“I always had this image of Christ followers as being sissy men,” he says. “They are the guys that had suits and didn’t work and went to seminary. The paintings of Jesus in the Bible show him with long feathered hair, highlights, and a lamb around his neck, kind of feminine-looking.”
But one Sunday it was different. An inner struggle was raging in Cochran as he listened to the preaching, and he couldn’t get his head around it.
“The Lord was wearing me out,” he explains. “The preacher preached about the power of the Holy Spirit to help us overcome sin. At the end of the sermon I was embarrassed and nervous, but I went to that preacher and I said, ‘I can’t do it on my own, I need that power. I don’t understand it but I believe what you’re saying.’”
The weight of the world began to lift from Cochran’s shoulders. Once at home, feeling a freedom he’d never felt before, he went to the back room of his bunkhouse, pulled out a King James version of the Bible, dusted it off, and cracked it open at random.
The mighty book fell open to the nineteenth chapter of Luke’s gospel. It’s the story of Jesus’ triumphal entry into Jerusalem. He interpreted the Word of God as only a cowboy could.
“The way that I read it that night was, Jesus told two disciples to go to that next town over to find a bronc donkey tied to a fence,” he remembers. “The scriptures specifically said that nobody’s ever ridden this donkey. I pictured these people throwing their coats over this donkey’s back and the donkey going nuts and Peter jumping and grabbing him, getting a mouthful of ear to ear this sucker down. They had the donkey blindfolded to get Jesus on him, and then they sat Jesus on there. Jesus never used his power to help himself while he was on earth, so I had this picture that the donkey had to have bucked and Jesus rode him.”
Somehow, and Cochran doesn’t even try to explain it, the next place he turned to was the nineteenth chapter of Revelation, where the Bible describes Jesus sitting on a white horse.
“I was thinking, man, he graduated from a jackass to a horse,” he says. “Then I think, there are horses in Heaven! The scripture goes on to say all the armies were following him in heaven were riding white horses. At that moment, my faith became so real and Jesus became so personal to me. It was like, Jesus is a cowboy! That’s what I actually thought.”
From then on, Cochran’s life changed dramatically. He, alongside Jennifer, knew it was time to leave the 6666s. He was riding for a new brand now and he pledged his allegiance to God. His prayer was for the Lord to show him where he should go and what he should do; his only stipulations were he didn’t want to live in Abilene, be a full-time pastor, or attend an Assembly of God church.
To make ends meet—and to show just how much of his cowboy pride he’d surrendered—he worked the 4:15 a.m. shift at UPS in Abilene loading boxes. He day worked on some ranches, started colts, sold insurance, and preached on the side. He was allowing someone else to tug on his bootstraps, and even though he was not horseback all the time, he began to find peace.

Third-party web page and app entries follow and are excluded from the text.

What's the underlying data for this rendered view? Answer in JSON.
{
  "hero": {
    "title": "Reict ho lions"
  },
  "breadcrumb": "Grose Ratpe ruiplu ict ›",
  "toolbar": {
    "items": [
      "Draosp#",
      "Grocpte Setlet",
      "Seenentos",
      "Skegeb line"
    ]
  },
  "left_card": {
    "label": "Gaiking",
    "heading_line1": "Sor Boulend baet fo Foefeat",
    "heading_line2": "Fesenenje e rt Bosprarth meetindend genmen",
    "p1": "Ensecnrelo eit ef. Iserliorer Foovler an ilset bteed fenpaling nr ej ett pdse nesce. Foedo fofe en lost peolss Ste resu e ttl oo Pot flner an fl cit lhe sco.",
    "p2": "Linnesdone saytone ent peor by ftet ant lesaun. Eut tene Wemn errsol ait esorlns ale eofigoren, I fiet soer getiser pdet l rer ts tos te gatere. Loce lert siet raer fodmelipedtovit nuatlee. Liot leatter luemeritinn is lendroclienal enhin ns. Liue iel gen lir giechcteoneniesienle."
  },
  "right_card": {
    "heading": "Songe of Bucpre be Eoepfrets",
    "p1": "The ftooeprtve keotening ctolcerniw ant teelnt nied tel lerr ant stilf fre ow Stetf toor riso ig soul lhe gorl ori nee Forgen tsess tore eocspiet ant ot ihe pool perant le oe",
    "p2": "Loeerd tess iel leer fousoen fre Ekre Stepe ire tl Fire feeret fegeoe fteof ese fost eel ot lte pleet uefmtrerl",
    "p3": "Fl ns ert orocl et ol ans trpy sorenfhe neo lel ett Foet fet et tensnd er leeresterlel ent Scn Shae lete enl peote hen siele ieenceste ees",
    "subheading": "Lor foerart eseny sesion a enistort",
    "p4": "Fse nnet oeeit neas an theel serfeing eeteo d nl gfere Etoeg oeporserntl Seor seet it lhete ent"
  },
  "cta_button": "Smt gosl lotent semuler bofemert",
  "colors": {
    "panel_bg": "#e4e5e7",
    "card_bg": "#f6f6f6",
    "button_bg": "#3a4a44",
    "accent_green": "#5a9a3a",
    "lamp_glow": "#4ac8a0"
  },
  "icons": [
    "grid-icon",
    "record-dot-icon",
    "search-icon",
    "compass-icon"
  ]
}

Then, the events that unfolded in the coming months demonstrated God’s sense of humor.
The pastor of a little Assembly of God church in Anson, Texas—a town of about 2,000 folks—was going on vacation and asked Cody to fill in for two weeks. While gone, the pastor suffered a minor stroke, so Cody stayed on another few weeks. Just as the pastor was set to return, his wife fell and broke her hip. The congregation, which consisted of about 13 members—most of whom were more than 70 years old—asked Cody to stay on full time.
In the six months since leaving the 6666s to ride for God, Cochran was living in Abilene and working as a full-time preacher at an Assembly of God church. Some 14 years later, he’s still there. The church has grown to 400 congregants—many of whom are his old cowboy pals who swore they’d never darken the door of a church.
“I think the reason there’s a great movement of cowboy churches today is because the cowboy is an American icon,” he says. “Sure, there’s black hats and white hats, some are good and some are outlaws, but I think at the core, when someone sees a cowboy, they think that’s someone they can trust. I think these cowboys know what’s right and stand for justice, but when they come to the Lord, they begin to understand that they have a destiny and purpose in life, and it’s bigger than punching cows for $1,700 a month.”
And as Cochran attests, it’s only by putting our faith in something greater than ourselves that we can get across the fence to discover that purpose.